## [WORK INSTRUCTION]
Only lines that contain the word "label" are to be returned from the data below.

## [MATERIAL PROVIDED]

--

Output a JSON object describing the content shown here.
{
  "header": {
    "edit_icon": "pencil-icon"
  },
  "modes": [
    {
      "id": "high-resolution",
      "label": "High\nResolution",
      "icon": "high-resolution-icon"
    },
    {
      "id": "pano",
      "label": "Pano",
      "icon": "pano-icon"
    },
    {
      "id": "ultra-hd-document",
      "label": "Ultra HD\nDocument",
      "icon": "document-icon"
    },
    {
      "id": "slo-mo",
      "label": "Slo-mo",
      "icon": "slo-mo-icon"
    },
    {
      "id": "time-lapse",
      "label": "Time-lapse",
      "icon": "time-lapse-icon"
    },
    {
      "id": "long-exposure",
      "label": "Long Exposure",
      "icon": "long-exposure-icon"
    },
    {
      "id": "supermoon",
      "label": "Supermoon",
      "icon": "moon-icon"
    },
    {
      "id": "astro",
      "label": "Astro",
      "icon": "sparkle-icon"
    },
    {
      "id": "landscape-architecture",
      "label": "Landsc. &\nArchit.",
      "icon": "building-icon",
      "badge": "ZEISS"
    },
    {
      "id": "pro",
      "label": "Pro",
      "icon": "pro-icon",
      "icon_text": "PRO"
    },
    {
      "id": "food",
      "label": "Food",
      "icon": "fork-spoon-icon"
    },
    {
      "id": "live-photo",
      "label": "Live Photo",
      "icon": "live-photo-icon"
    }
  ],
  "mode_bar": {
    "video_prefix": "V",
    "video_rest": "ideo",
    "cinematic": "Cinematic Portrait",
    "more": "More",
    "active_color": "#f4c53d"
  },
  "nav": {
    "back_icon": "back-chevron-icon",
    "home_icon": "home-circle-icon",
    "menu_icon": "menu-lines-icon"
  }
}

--

## [RESPONSE TO THIS TASK]
      "label": "High\nResolution",
      "label": "Pano",
      "label": "Ultra HD\nDocument",
      "label": "Slo-mo",
      "label": "Time-lapse",
      "label": "Long Exposure",
      "label": "Supermoon",
      "label": "Astro",
      "label": "Landsc. &\nArchit.",
      "label": "Pro",
      "label": "Food",
      "label": "Live Photo",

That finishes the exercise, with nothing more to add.